One other item that could help the passing game is blocking Washington’s biggest game-wrecker, sophomore Bralen Trice. Just how good has he been this season? Well, let our friends at UW Dawg Pound help explain:

When it comes to Washington’s strengths, he’s the runaway leader. Now it’s up to the Spartan offensive line to continue the solid start they’ve had to the season.

The “Jalen & Jarek Show” cooking

This is potentially a great spot for MSU to control the game with tempo and outright success on offense. The run game won’t just be able to help by keeping the defense off the field, but also rack up points against a defense that seems just “meh” at run defense so far.

Last year the Huskies were the worst Power Five defense against the run, and while the scheme has changed this year (no more safeties playing ~85 yards off the line of scrimmage), it’s still been a tad underwhelming. The Huskies are letting up 3.3 yards per carry, which is actually just “ehh” against the bad competition they’ve faced. They’re also coming fresh off a game where FCS Portland State’s running back bit off 4.8 yards per carry.

Jalen Berger and Jarek Broussard are averaging a combined 6.2 yards per carry. And while this is the stiffest test they’ll have yet, it’s still against a run defense that hasn’t completely found its footing.



That’s the number of sacks Washington’s offensive line has allowed so far this season. Not bad, especially considering the Huskies were without back-to-back All-Pac-12 honoree Jaxson Kirkland at left tackle those first two games (he’s expected to play Saturday).

Allowing zero sacks could be a few factors.

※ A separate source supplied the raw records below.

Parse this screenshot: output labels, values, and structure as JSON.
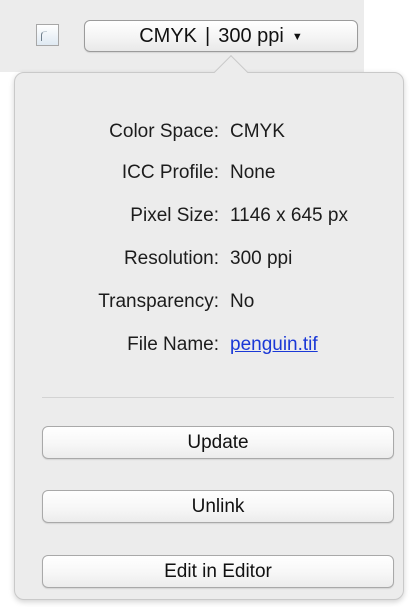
{
  "header": {
    "document_thumbnail_icon": "image-thumbnail-icon",
    "mode_menu": {
      "color_mode": "CMYK",
      "separator": "|",
      "resolution": "300 ppi",
      "dropdown_icon": "chevron-down-icon"
    }
  },
  "info_popover": {
    "rows": [
      {
        "label": "Color Space:",
        "value": "CMYK"
      },
      {
        "label": "ICC Profile:",
        "value": "None"
      },
      {
        "label": "Pixel Size:",
        "value": "1146 x 645 px"
      },
      {
        "label": "Resolution:",
        "value": "300 ppi"
      },
      {
        "label": "Transparency:",
        "value": "No"
      },
      {
        "label": "File Name:",
        "value": "penguin.tif"
      }
    ],
    "buttons": {
      "update": "Update",
      "unlink": "Unlink",
      "edit_in_editor": "Edit in Editor"
    }
  },
  "colors": {
    "panel_background": "#ececec",
    "link_color": "#1a38d6"
  }
}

Is it that this unit was decent in 2021 and has simply improved from last season? Maybe! Is it because it’s built with former four-stars that are seeing their full potential come to fruition? Could be! Is it because they’ve only faced lowly Kent State and Portland State? WHO KNOWS!

What we do know is that this is as interesting of a test for Washington’s offensive line as it is for Michigan State’s pass rush that leads the nation in sacks per game (six) and total sacks (12). It’s a battle between two units that have thrived against lesser competition, and the one to take this battle could determine the winner of the whole game.

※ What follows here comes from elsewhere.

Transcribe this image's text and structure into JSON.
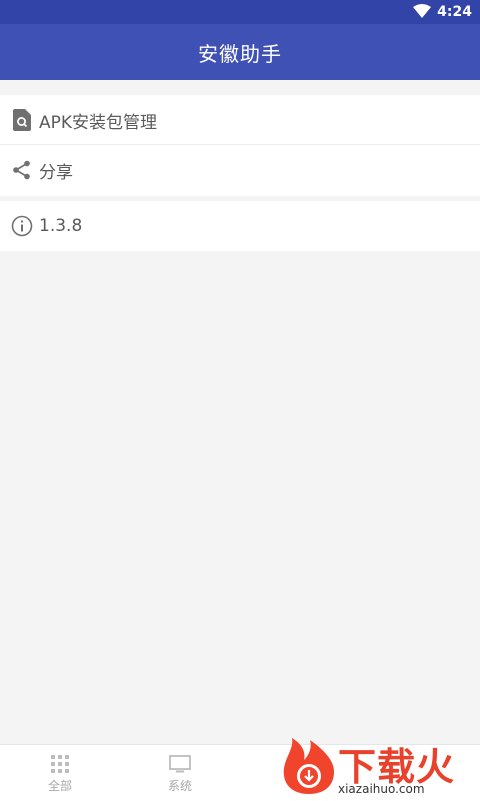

That’s how many passing plays of 20-plus yards Washington has this season, which is tied for eighth in the country. For reference, MSU has nine such plays, which ranks the Spartans at 30th nationally.

Washington really struggled last year in, well, everything. BUT, especially the passing game as no receivers had more than 500 yards receiving last season. HOWEVER, that has changed with Michael Penix Jr. at the helm and head coach Kalen DeBoer running the offense.

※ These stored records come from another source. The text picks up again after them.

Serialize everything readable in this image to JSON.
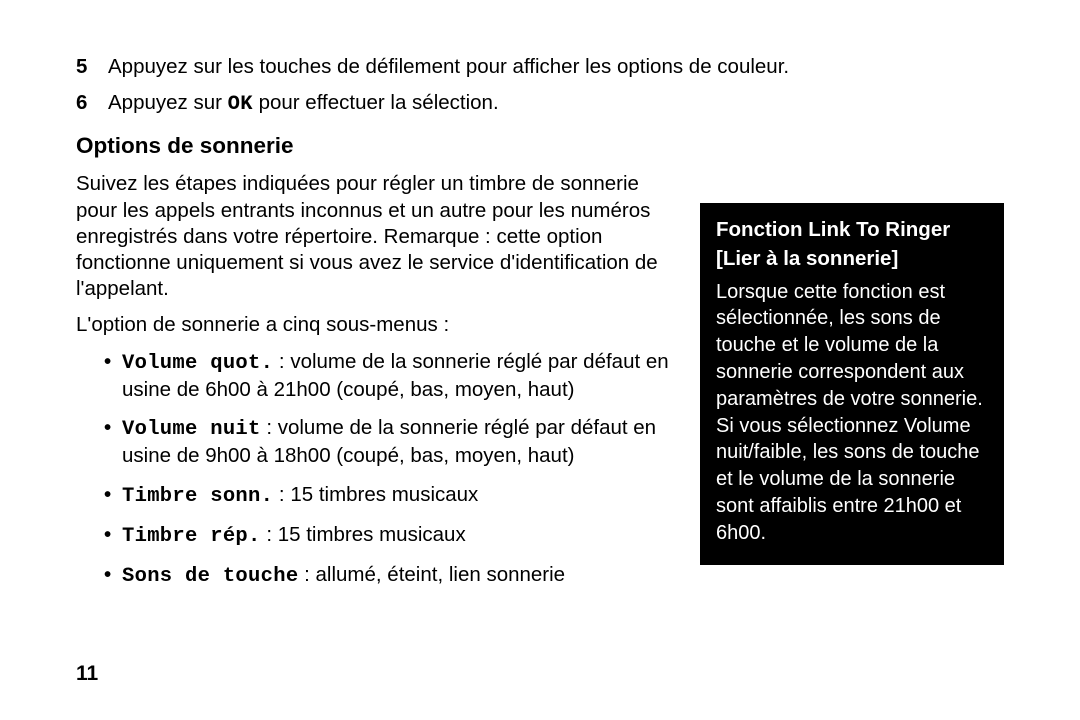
{
  "steps": [
    {
      "num": "5",
      "text": "Appuyez sur les touches de défilement pour afficher les options de couleur."
    },
    {
      "num": "6",
      "prefix": "Appuyez sur ",
      "key": "OK",
      "suffix": " pour effectuer la sélection."
    }
  ],
  "section_title": "Options de sonnerie",
  "intro": "Suivez les étapes indiquées pour régler un timbre de sonnerie pour les appels entrants inconnus et un autre pour les numéros enregistrés dans votre répertoire. Remarque : cette option fonctionne uniquement si vous avez le service d'identification de l'appelant.",
  "submenus_lead": "L'option de sonnerie a cinq sous-menus :",
  "bullets": [
    {
      "label": "Volume quot.",
      "text": " : volume de la sonnerie réglé par défaut en usine de 6h00 à 21h00 (coupé, bas, moyen, haut)"
    },
    {
      "label": "Volume nuit",
      "text": " : volume de la sonnerie réglé par défaut en usine de 9h00 à 18h00 (coupé, bas, moyen, haut)"
    },
    {
      "label": "Timbre sonn.",
      "text": " : 15 timbres musicaux"
    },
    {
      "label": "Timbre rép.",
      "text": " : 15 timbres musicaux"
    },
    {
      "label": "Sons de touche",
      "text": " : allumé, éteint, lien sonnerie"
    }
  ],
  "sidebar": {
    "title": "Fonction Link To Ringer",
    "subtitle": "[Lier à la sonnerie]",
    "body": "Lorsque cette fonction est sélectionnée, les sons de touche et le volume de la sonnerie correspondent aux paramètres de votre sonnerie. Si vous sélectionnez Volume nuit/faible, les sons de touche et le volume de la sonnerie sont affaiblis entre 21h00 et 6h00."
  },
  "page_number": "11"
}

Washington has weapons in speedster Giles Jackson (runner-up for Paul Bunyan in 2020), 6-foot-3 possession target Rome Odunze and leading touchdown-grabber Jalen McMillan.

MSU will look to limit the big plays, and I have a feeling this will look very reminiscent to the Miami (FL.) game last season where the Hurricanes had roughly 600 successful eight-yard hitch routes. No one wants to read this, but it will likely look very “bend-don’t-break” on Saturday. By way of good tackling and red zone defense, let’s hope for the best.

1 Best Bet

Michigan State +3.5, over/under 56.5

We’re a smoking 2-0 to kick off the season, and this is a tough spot for 3-0, BUT DANG IT WE WILL GIVE IT A SHOT ANYWAY I GUESS?

I’m going with the over. I think both offenses have strengths they can flex over the opposing defense — like Washington’s passing game against Michigan State’s secondary, MSU’s run game vs. Washington’s run defense, Thorne maybe figuring it out too?

Anyway, over it is. You can tell I’m just exuding confidence here.

Pick: Over 56.5

Record: 2-0


What is your best bet for Saturday night’s game?

This poll is closed

  • 65%
    MSU +3.5
    (188 votes)
  • 12%
    Washington -3.5
    (37 votes)
  • 15%
    Over 56.5
    (45 votes)
  • 5%
    Under 56.5
    (16 votes)
286 votes total Vote Now